[App and web page records]

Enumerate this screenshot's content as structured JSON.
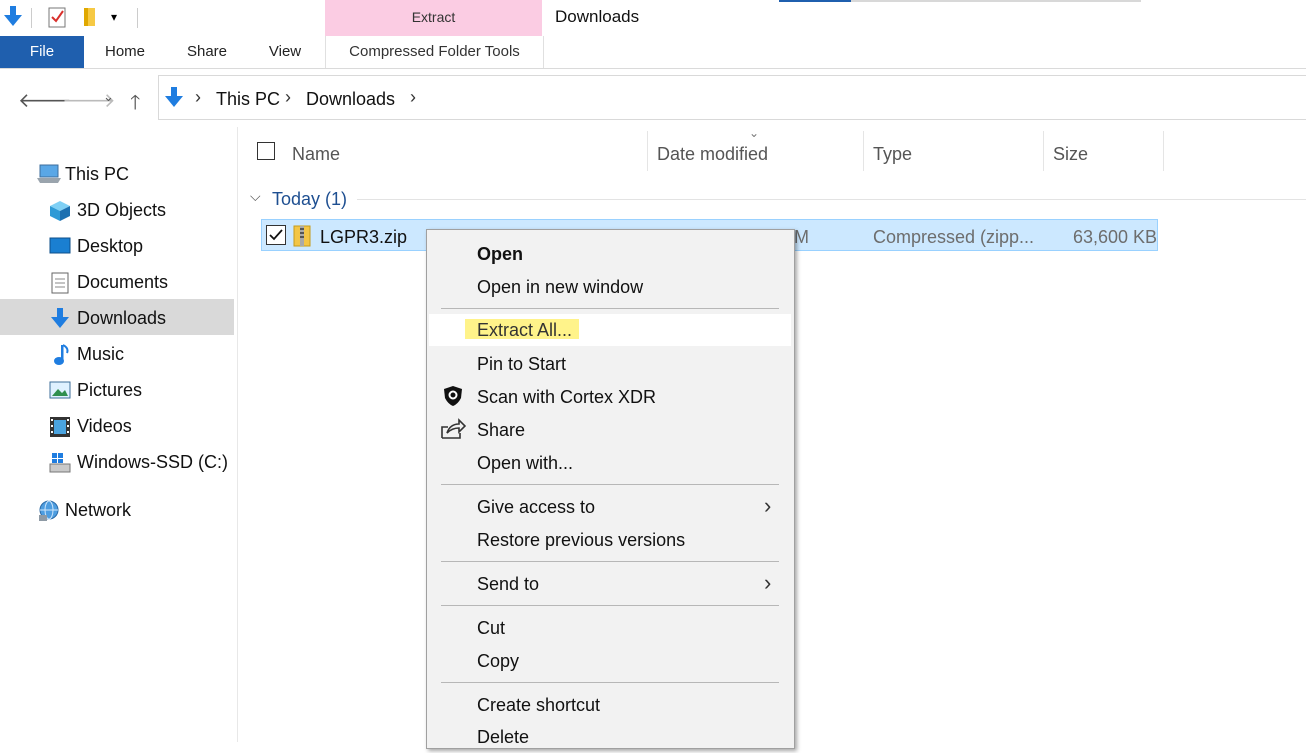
{
  "ribbon": {
    "file_tab": "File",
    "home_tab": "Home",
    "share_tab": "Share",
    "view_tab": "View",
    "context_header": "Extract",
    "context_tab": "Compressed Folder Tools"
  },
  "window": {
    "title": "Downloads"
  },
  "breadcrumb": [
    "This PC",
    "Downloads"
  ],
  "nav_pane": {
    "items": [
      {
        "label": "This PC",
        "icon": "computer-icon"
      },
      {
        "label": "3D Objects",
        "icon": "cube-icon"
      },
      {
        "label": "Desktop",
        "icon": "desktop-icon"
      },
      {
        "label": "Documents",
        "icon": "document-icon"
      },
      {
        "label": "Downloads",
        "icon": "download-arrow-icon",
        "selected": true
      },
      {
        "label": "Music",
        "icon": "music-note-icon"
      },
      {
        "label": "Pictures",
        "icon": "picture-icon"
      },
      {
        "label": "Videos",
        "icon": "film-icon"
      },
      {
        "label": "Windows-SSD (C:)",
        "icon": "drive-icon"
      },
      {
        "label": "Network",
        "icon": "network-icon"
      }
    ]
  },
  "columns": {
    "name": "Name",
    "date_modified": "Date modified",
    "type": "Type",
    "size": "Size"
  },
  "group": {
    "label": "Today (1)"
  },
  "file": {
    "name": "LGPR3.zip",
    "date_fragment": "M",
    "type": "Compressed (zipp...",
    "size": "63,600 KB",
    "checked": true
  },
  "context_menu": {
    "open": "Open",
    "open_new_window": "Open in new window",
    "extract_all": "Extract All...",
    "pin_to_start": "Pin to Start",
    "scan_cortex": "Scan with Cortex XDR",
    "share": "Share",
    "open_with": "Open with...",
    "give_access": "Give access to",
    "restore_versions": "Restore previous versions",
    "send_to": "Send to",
    "cut": "Cut",
    "copy": "Copy",
    "create_shortcut": "Create shortcut",
    "delete": "Delete"
  },
  "colors": {
    "file_tab": "#1f5fae",
    "context_tab_header": "#fbcce3",
    "selection": "#cce8ff",
    "highlight": "#fff38a"
  }
}
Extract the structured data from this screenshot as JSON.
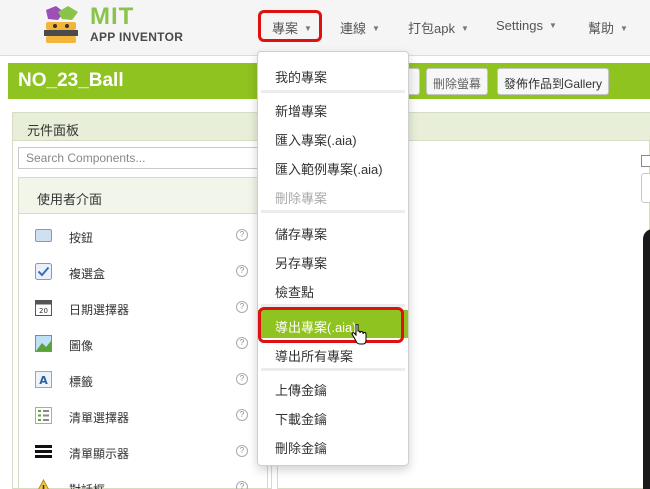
{
  "app": {
    "logo_title": "MIT",
    "logo_subtitle": "APP INVENTOR"
  },
  "nav": {
    "items": [
      {
        "label": "專案",
        "caret": "▼"
      },
      {
        "label": "連線",
        "caret": "▼"
      },
      {
        "label": "打包apk",
        "caret": "▼"
      },
      {
        "label": "Settings",
        "caret": "▼"
      },
      {
        "label": "幫助",
        "caret": "▼"
      }
    ]
  },
  "project": {
    "title": "NO_23_Ball",
    "delete_screen_label": "刪除螢幕",
    "publish_label": "發佈作品到Gallery"
  },
  "palette": {
    "title": "元件面板",
    "search_placeholder": "Search Components...",
    "group_title": "使用者介面",
    "components": [
      {
        "label": "按鈕",
        "icon": "button-icon",
        "help": "?"
      },
      {
        "label": "複選盒",
        "icon": "checkbox-icon",
        "help": "?"
      },
      {
        "label": "日期選擇器",
        "icon": "date-picker-icon",
        "help": "?"
      },
      {
        "label": "圖像",
        "icon": "image-icon",
        "help": "?"
      },
      {
        "label": "標籤",
        "icon": "label-icon",
        "help": "?"
      },
      {
        "label": "清單選擇器",
        "icon": "list-picker-icon",
        "help": "?"
      },
      {
        "label": "清單顯示器",
        "icon": "list-view-icon",
        "help": "?"
      },
      {
        "label": "對話框",
        "icon": "notifier-icon",
        "help": "?"
      }
    ]
  },
  "menu": {
    "items": [
      {
        "label": "我的專案",
        "state": "normal"
      },
      {
        "label": "新增專案",
        "state": "normal"
      },
      {
        "label": "匯入專案(.aia)",
        "state": "normal"
      },
      {
        "label": "匯入範例專案(.aia)",
        "state": "normal"
      },
      {
        "label": "刪除專案",
        "state": "disabled"
      },
      {
        "label": "儲存專案",
        "state": "normal"
      },
      {
        "label": "另存專案",
        "state": "normal"
      },
      {
        "label": "檢查點",
        "state": "normal"
      },
      {
        "label": "導出專案(.aia)",
        "state": "highlighted"
      },
      {
        "label": "導出所有專案",
        "state": "normal"
      },
      {
        "label": "上傳金鑰",
        "state": "normal"
      },
      {
        "label": "下載金鑰",
        "state": "normal"
      },
      {
        "label": "刪除金鑰",
        "state": "normal"
      }
    ]
  },
  "colors": {
    "accent_green": "#8fc31f",
    "highlight_red": "#e01010",
    "logo_green": "#8bc34a"
  }
}
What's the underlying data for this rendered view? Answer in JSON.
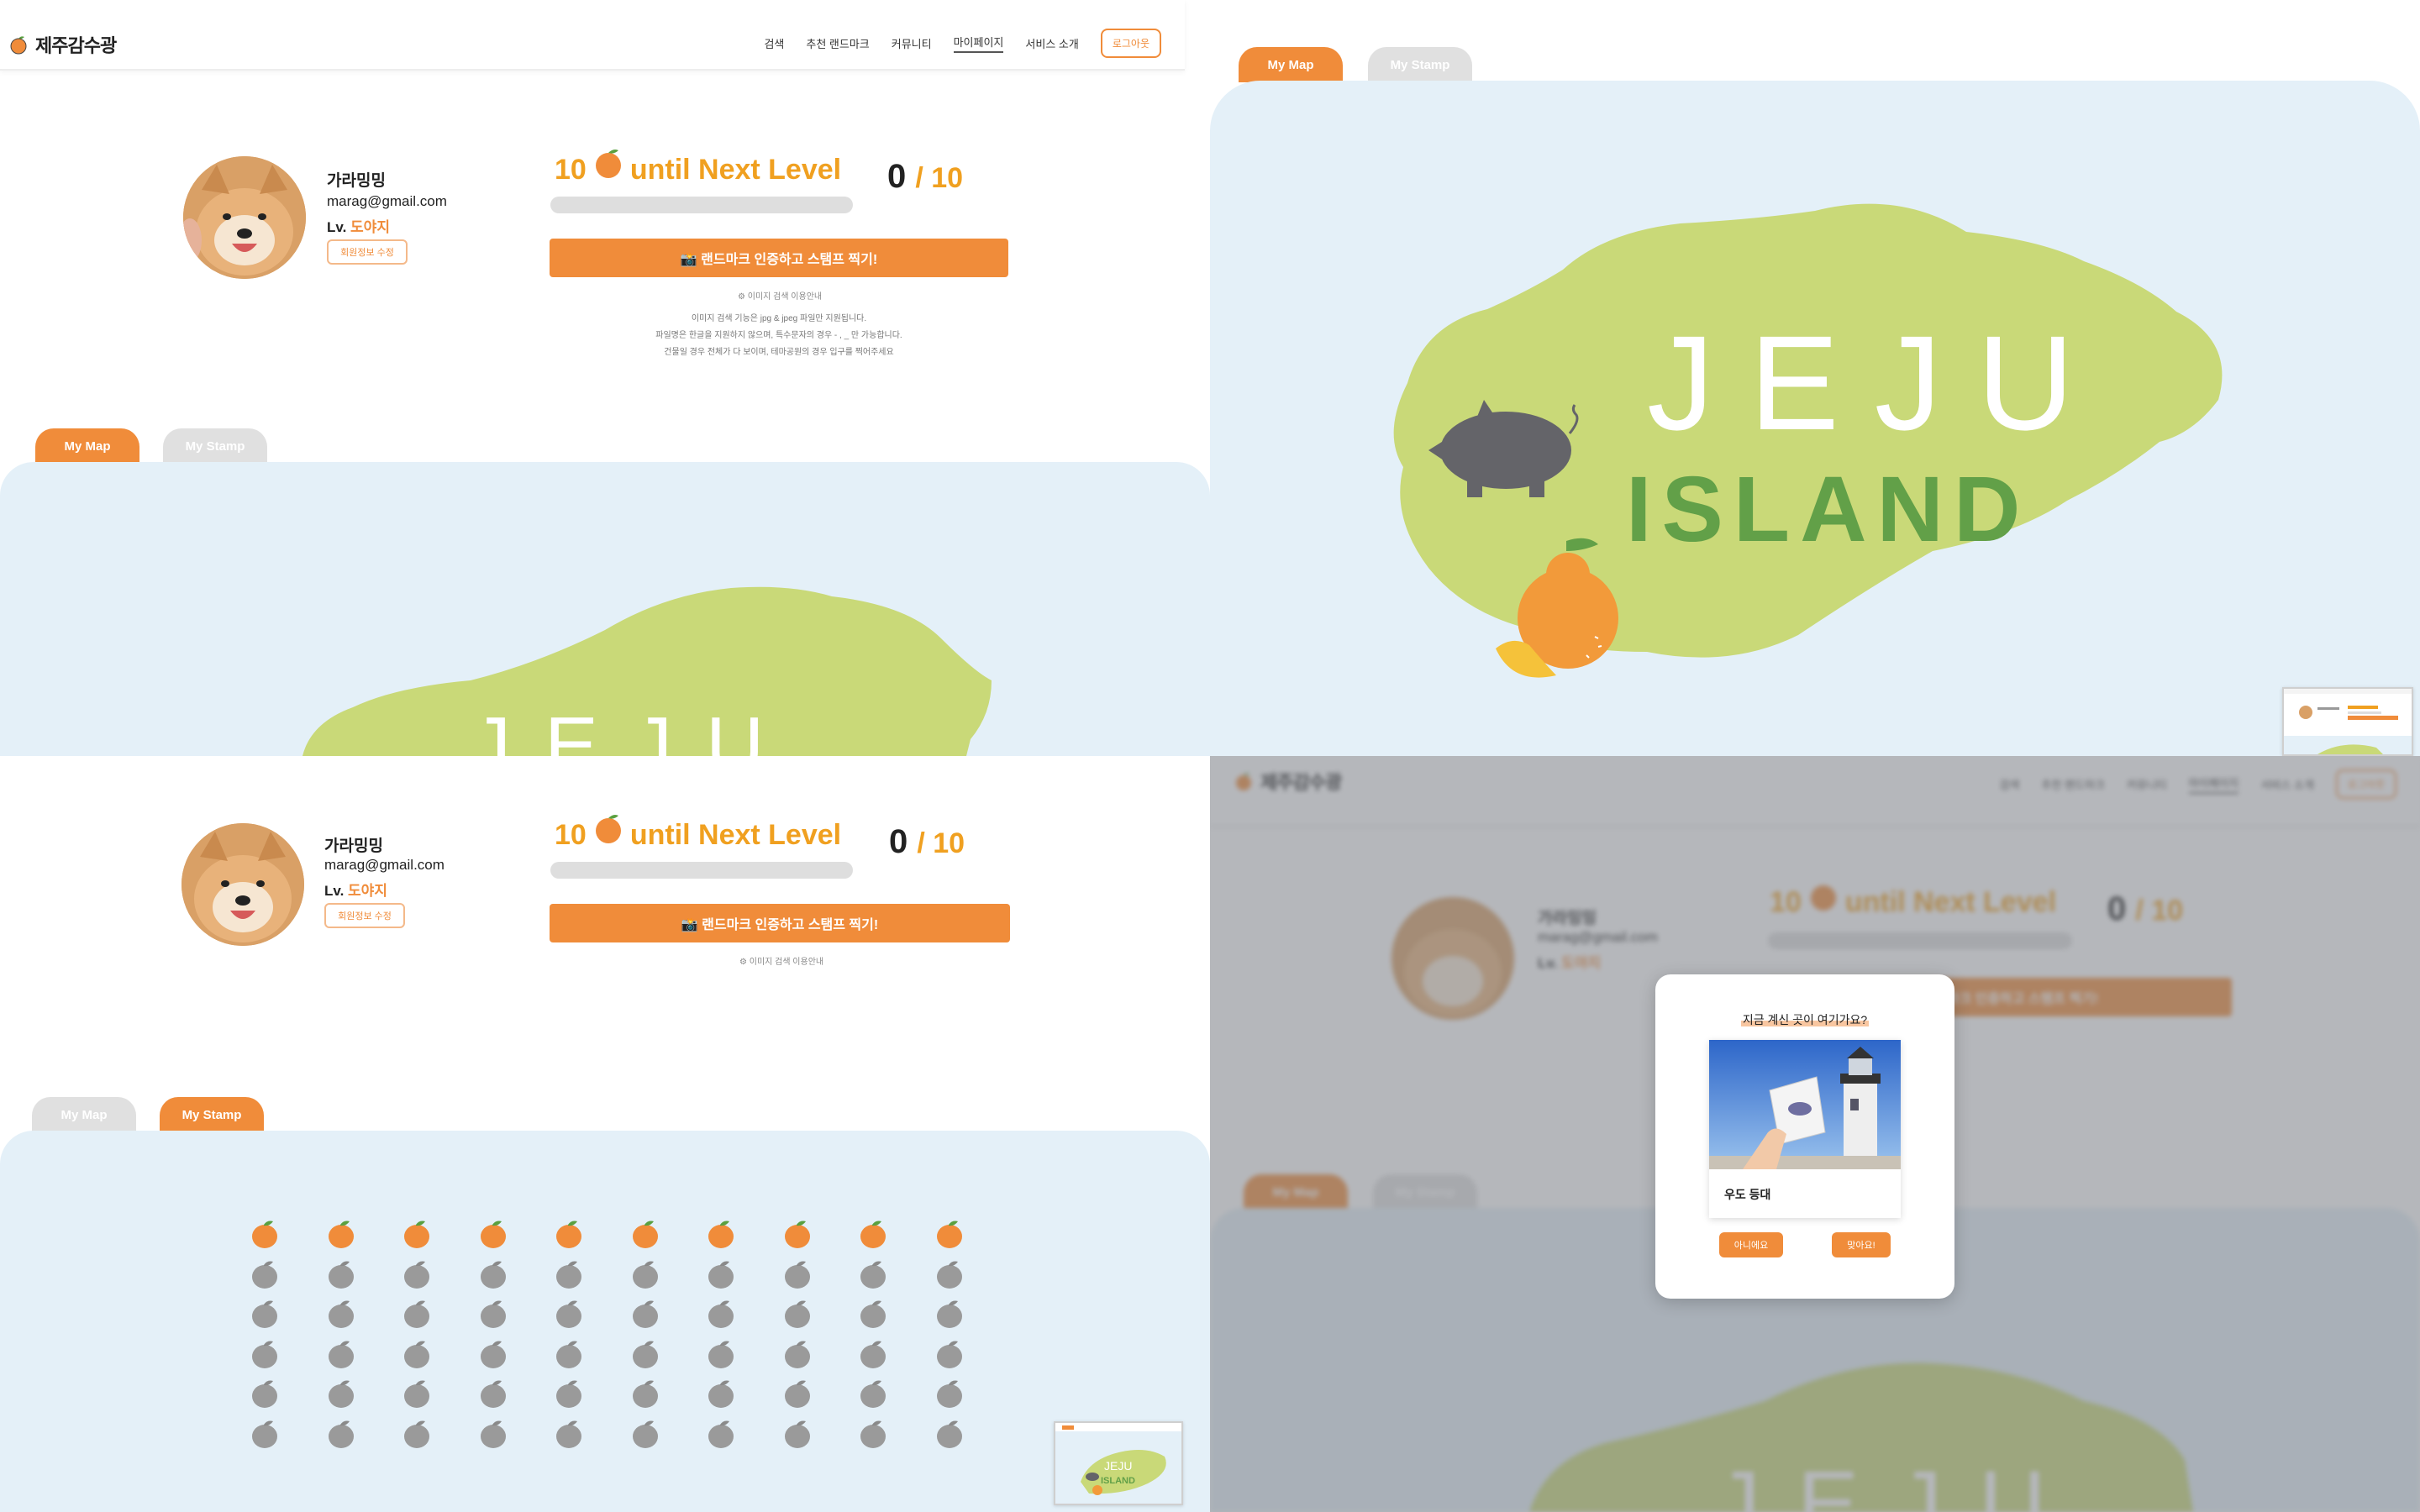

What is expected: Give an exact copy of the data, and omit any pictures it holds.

Expected output:
Enumerate this screenshot's content as structured JSON.
{
  "ribbon": {
    "file_tab": "File",
    "home_tab": "Home",
    "share_tab": "Share",
    "view_tab": "View",
    "context_header": "Extract",
    "context_tab": "Compressed Folder Tools"
  },
  "window": {
    "title": "Downloads"
  },
  "breadcrumb": [
    "This PC",
    "Downloads"
  ],
  "nav_pane": {
    "items": [
      {
        "label": "This PC",
        "icon": "computer-icon"
      },
      {
        "label": "3D Objects",
        "icon": "cube-icon"
      },
      {
        "label": "Desktop",
        "icon": "desktop-icon"
      },
      {
        "label": "Documents",
        "icon": "document-icon"
      },
      {
        "label": "Downloads",
        "icon": "download-arrow-icon",
        "selected": true
      },
      {
        "label": "Music",
        "icon": "music-note-icon"
      },
      {
        "label": "Pictures",
        "icon": "picture-icon"
      },
      {
        "label": "Videos",
        "icon": "film-icon"
      },
      {
        "label": "Windows-SSD (C:)",
        "icon": "drive-icon"
      },
      {
        "label": "Network",
        "icon": "network-icon"
      }
    ]
  },
  "columns": {
    "name": "Name",
    "date_modified": "Date modified",
    "type": "Type",
    "size": "Size"
  },
  "group": {
    "label": "Today (1)"
  },
  "file": {
    "name": "LGPR3.zip",
    "date_fragment": "M",
    "type": "Compressed (zipp...",
    "size": "63,600 KB",
    "checked": true
  },
  "context_menu": {
    "open": "Open",
    "open_new_window": "Open in new window",
    "extract_all": "Extract All...",
    "pin_to_start": "Pin to Start",
    "scan_cortex": "Scan with Cortex XDR",
    "share": "Share",
    "open_with": "Open with...",
    "give_access": "Give access to",
    "restore_versions": "Restore previous versions",
    "send_to": "Send to",
    "cut": "Cut",
    "copy": "Copy",
    "create_shortcut": "Create shortcut",
    "delete": "Delete"
  },
  "colors": {
    "file_tab": "#1f5fae",
    "context_tab_header": "#fbcce3",
    "selection": "#cce8ff",
    "highlight": "#fff38a"
  }
}
Extract the structured data from this screenshot as JSON.
{
  "app": {
    "logo_title": "MIT",
    "logo_subtitle": "APP INVENTOR"
  },
  "nav": {
    "items": [
      {
        "label": "專案",
        "caret": "▼"
      },
      {
        "label": "連線",
        "caret": "▼"
      },
      {
        "label": "打包apk",
        "caret": "▼"
      },
      {
        "label": "Settings",
        "caret": "▼"
      },
      {
        "label": "幫助",
        "caret": "▼"
      }
    ]
  },
  "project": {
    "title": "NO_23_Ball",
    "delete_screen_label": "刪除螢幕",
    "publish_label": "發佈作品到Gallery"
  },
  "palette": {
    "title": "元件面板",
    "search_placeholder": "Search Components...",
    "group_title": "使用者介面",
    "components": [
      {
        "label": "按鈕",
        "icon": "button-icon",
        "help": "?"
      },
      {
        "label": "複選盒",
        "icon": "checkbox-icon",
        "help": "?"
      },
      {
        "label": "日期選擇器",
        "icon": "date-picker-icon",
        "help": "?"
      },
      {
        "label": "圖像",
        "icon": "image-icon",
        "help": "?"
      },
      {
        "label": "標籤",
        "icon": "label-icon",
        "help": "?"
      },
      {
        "label": "清單選擇器",
        "icon": "list-picker-icon",
        "help": "?"
      },
      {
        "label": "清單顯示器",
        "icon": "list-view-icon",
        "help": "?"
      },
      {
        "label": "對話框",
        "icon": "notifier-icon",
        "help": "?"
      }
    ]
  },
  "menu": {
    "items": [
      {
        "label": "我的專案",
        "state": "normal"
      },
      {
        "label": "新增專案",
        "state": "normal"
      },
      {
        "label": "匯入專案(.aia)",
        "state": "normal"
      },
      {
        "label": "匯入範例專案(.aia)",
        "state": "normal"
      },
      {
        "label": "刪除專案",
        "state": "disabled"
      },
      {
        "label": "儲存專案",
        "state": "normal"
      },
      {
        "label": "另存專案",
        "state": "normal"
      },
      {
        "label": "檢查點",
        "state": "normal"
      },
      {
        "label": "導出專案(.aia)",
        "state": "highlighted"
      },
      {
        "label": "導出所有專案",
        "state": "normal"
      },
      {
        "label": "上傳金鑰",
        "state": "normal"
      },
      {
        "label": "下載金鑰",
        "state": "normal"
      },
      {
        "label": "刪除金鑰",
        "state": "normal"
      }
    ]
  },
  "colors": {
    "accent_green": "#8fc31f",
    "highlight_red": "#e01010",
    "logo_green": "#8bc34a"
  }
}
What's the underlying data for this rendered view? Answer in JSON.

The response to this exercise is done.